In March, 1987, the Beverly Hills City Council voted 3 to 2 to demolish the old municipal waterworks, an imposing pile of concrete that looks like a Mexican church complete with soaring tower, tile roofs, rosette windows and flying buttresses.
But Mayor Charlotte Spadaro could not bring herself to sign the demolition order for the 60-year-old landmark despite the majority vote. She suggested that Vice Mayor Benjamin H. Stansbury Jr., who also voted to save the building, sign the order.
But he also balked, winning time for a hastily formed group called Friends of the Waterworks to get a court order that blocked the scheduled demolition of the building, preservationists said.
Ground was broken there Tuesday for the motion picture academy's library and film archive, but Spadaro and Stansbury, both of whom left the City Council in 1988, were not invited.

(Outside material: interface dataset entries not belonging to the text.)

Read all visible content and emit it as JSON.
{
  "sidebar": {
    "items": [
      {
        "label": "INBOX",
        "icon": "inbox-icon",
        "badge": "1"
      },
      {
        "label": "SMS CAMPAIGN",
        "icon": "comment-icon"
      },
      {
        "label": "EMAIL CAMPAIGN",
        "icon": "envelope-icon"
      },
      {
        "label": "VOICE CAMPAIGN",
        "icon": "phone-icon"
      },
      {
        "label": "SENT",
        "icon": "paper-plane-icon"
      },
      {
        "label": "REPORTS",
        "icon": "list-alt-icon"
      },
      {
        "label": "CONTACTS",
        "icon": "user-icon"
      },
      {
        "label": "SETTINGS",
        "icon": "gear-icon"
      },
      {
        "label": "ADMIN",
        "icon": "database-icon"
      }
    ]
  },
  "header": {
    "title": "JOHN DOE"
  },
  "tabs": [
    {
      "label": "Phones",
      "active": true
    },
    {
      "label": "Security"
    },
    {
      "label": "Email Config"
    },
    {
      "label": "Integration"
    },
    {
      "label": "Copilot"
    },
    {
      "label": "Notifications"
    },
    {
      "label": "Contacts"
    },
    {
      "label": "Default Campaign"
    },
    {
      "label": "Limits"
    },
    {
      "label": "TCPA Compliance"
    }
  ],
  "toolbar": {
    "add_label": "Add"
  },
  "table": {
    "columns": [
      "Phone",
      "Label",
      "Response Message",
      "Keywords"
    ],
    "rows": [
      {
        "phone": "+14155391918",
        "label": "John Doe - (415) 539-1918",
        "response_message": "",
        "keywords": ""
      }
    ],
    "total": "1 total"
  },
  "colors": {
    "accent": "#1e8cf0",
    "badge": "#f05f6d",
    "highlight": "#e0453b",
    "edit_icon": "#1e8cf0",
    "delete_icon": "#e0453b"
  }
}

A spokeswoman for the Academy of Motion Picture Arts and Sciences said the city's part of the guest list was drawn up by city officials, but a city spokesman said that the academy only asked for the names of current officials.
"Truly, Charlotte and Ben were for preserving the waterworks," said Mayor Max Salter. "I was at fault for not mentioning their names."
Spadaro said later: "It was a tremendous victory, and I consider it as one of the highlights of my career on the City Council, so I was just delighted to see it saved." She said she was too busy with her new cookie business to come even if she had been invited, but Stansbury said he thought the omission was bad manners.
"It's the symbolic gesture of all the people coming together to a friendly conclusion," he said. "That's why you want to have everyone there for the grand opening."
"If I was asked, I'd have invited Charlotte Spadaro and Ben Stansbury, because they were instrumental in saving the building," said Bob Cohen of Friends of the Waterworks.
At the ceremony, Salter recalled that he voted as a councilman in favor of destroying the hulking old waterworks, which had been abandoned since 1976.
"I was opposed to doing anything with this building because I was convinced some kid was going to come in and fall down a hole," he said.
But, he said, "once we knew the academy was going to pick up the tab for remodeling this wonderful building, everybody in Beverly Hills was happy, because they knew they weren't going to be taxed to develop it."
Richard Kahn, president of the Beverly Hills-based academy, said the industry group had looked as far as Santa Monica and Glendale to find a home for its collections, which include historic early film footage and the papers of movie greats, including John Huston and Alfred Hitchcock. Kahn announced Tuesday that Cary Grant's papers will also be part of the archives.
"Little did we know how close we'd wind up," he said. "Because it turned out that at the same time that our eye fell upon the mysterious-looking building in La Cienega Park . . . the city had just been persuaded by some preservation-minded citizens to see if a suitable use couldn't be found for it. Many meetings later, the academy signed a 55-year lease, and here we are."
The persuasion did not come easily, Cohen recalled.
The 12,000-square-foot waterworks was slated for demolition after a city staff report said years of corrosion had weakened the structure.
With a 3-2 majority in favor of demolishing the building, it was only the temporary restraining order won by volunteer attorney William Delvac that halted the demolition, he said.
The citizens group then filed a suit, successfully charging that an environmental impact report was required before the city could demolish a historic building.
The city settled the suit out of court by agreeing to look for possible uses for the building, which eventually led to the deal with the academy.
Opponents questioned whether the building was earthquake-safe, but tests have since shown that "this is probably the strongest building in the city," Cohen said, leaning against a concrete-faced steel column that helps hold up the roof.
The new library is expected to open next summer, at an estimated construction cost of $4.65 million, said Bruce Davis, executive administrator of the academy.
The academy has already paid $750,000 toward an expected total rent of $1 million on its 55-year lease, Davis said.
"I'm hoping that after 55 years it will be such a vital feature of the Beverly Hills landscape that they won't be able to do without it and they'll renew the lease," he said.
Built in 1927 at a cost of about $148,000, the building was the first municipal water treatment plant on the West Coast, according to a study conducted for the American Society of Civil Engineers.
The society has listed the building as "an outstanding architectural and engineering achievement."
Having suffered some damage in a 1971 earthquake, it was not abandoned until five years later, when the city began taking all its water from the Metropolitan Water District.